Try it — Look through the data below. Show each line where the string "find" occurs.

Dataset entries —

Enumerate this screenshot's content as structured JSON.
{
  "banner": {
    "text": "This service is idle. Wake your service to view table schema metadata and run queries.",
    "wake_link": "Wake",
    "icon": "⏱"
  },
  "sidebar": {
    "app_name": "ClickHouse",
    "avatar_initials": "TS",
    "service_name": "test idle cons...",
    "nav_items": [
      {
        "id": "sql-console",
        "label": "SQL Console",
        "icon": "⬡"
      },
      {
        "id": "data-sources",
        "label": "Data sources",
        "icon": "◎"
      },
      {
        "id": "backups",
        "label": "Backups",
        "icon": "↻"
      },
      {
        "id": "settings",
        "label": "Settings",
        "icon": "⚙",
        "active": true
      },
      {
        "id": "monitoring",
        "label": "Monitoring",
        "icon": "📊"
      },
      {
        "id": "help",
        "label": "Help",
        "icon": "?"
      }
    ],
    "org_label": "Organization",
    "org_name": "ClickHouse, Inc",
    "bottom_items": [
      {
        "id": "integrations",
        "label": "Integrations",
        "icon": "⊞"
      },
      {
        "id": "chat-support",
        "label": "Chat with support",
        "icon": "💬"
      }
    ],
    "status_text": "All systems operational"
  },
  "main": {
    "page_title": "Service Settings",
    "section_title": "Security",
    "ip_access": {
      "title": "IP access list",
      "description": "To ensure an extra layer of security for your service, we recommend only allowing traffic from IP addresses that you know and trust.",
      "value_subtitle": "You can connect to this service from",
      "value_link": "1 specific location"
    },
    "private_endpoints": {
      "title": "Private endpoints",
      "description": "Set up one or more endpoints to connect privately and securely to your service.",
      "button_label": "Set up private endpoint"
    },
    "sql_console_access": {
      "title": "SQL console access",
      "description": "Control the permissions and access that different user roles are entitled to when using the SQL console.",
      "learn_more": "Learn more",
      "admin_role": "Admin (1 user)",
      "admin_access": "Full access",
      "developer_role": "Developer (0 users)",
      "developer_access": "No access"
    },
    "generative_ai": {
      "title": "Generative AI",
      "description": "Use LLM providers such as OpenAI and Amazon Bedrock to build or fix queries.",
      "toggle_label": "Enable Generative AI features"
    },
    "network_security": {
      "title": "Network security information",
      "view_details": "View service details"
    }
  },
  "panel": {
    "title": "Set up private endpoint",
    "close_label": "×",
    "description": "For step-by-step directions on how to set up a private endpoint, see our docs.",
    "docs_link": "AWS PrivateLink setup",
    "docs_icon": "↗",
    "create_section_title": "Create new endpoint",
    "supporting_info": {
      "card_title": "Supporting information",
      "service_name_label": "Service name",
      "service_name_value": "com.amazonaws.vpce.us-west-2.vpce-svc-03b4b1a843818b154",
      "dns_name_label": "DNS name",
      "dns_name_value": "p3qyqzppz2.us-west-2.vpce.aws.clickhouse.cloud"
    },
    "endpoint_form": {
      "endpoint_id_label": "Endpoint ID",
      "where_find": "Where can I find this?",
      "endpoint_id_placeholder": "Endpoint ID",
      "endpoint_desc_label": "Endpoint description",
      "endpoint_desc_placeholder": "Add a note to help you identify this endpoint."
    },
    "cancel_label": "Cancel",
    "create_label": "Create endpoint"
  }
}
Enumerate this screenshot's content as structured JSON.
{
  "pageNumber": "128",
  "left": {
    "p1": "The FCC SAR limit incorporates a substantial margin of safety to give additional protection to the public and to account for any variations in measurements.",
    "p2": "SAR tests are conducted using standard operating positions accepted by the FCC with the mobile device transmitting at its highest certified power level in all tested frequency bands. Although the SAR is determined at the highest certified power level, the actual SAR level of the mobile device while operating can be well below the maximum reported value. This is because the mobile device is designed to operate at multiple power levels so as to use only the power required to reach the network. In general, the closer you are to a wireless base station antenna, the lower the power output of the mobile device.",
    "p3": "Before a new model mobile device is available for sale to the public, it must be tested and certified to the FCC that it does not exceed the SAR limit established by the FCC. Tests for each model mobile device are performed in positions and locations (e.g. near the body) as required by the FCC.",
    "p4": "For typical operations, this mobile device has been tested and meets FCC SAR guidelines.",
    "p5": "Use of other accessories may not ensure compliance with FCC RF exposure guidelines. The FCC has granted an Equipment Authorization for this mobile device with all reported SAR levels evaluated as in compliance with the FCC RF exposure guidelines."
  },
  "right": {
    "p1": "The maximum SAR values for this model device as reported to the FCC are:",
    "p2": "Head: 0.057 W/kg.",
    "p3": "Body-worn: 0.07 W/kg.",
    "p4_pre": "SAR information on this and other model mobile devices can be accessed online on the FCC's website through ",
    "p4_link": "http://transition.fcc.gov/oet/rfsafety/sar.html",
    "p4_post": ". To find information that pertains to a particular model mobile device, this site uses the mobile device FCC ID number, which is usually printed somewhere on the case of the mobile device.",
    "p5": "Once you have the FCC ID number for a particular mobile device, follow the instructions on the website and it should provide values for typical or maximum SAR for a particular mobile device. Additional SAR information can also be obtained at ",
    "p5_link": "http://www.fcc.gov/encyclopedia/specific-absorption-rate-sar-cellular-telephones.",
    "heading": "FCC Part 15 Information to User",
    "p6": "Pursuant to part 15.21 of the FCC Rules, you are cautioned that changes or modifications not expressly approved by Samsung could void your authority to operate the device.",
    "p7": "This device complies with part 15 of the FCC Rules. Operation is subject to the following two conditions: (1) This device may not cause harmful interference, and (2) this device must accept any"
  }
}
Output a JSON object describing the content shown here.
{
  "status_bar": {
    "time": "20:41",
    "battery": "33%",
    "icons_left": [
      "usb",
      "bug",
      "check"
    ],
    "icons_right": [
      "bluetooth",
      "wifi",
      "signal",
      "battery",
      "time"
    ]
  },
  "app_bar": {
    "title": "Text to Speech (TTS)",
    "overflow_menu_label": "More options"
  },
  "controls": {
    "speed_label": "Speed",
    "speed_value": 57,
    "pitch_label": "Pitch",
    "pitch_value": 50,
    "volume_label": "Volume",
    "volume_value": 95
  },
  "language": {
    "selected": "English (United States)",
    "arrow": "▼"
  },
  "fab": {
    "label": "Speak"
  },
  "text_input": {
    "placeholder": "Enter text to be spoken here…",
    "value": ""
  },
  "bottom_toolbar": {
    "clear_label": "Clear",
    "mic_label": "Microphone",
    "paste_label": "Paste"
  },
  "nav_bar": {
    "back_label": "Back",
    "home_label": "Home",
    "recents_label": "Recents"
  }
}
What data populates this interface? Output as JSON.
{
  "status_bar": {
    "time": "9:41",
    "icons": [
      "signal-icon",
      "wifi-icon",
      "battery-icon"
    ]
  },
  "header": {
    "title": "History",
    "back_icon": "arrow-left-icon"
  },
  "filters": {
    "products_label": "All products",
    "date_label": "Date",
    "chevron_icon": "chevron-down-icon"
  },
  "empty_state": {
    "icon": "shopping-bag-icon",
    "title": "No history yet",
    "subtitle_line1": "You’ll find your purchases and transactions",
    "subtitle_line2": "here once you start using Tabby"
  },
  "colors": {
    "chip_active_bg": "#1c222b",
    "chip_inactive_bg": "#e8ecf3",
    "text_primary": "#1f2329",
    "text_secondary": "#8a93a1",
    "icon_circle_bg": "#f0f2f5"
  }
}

Solution to this problem —
      "where_find": "Where can I find this?",
    "p4_post": ". To find information that pertains to a particular model mobile device, this site uses the mobile device FCC ID number, which is usually printed somewhere on the case of the mobile device.",
    "subtitle_line1": "You’ll find your purchases and transactions",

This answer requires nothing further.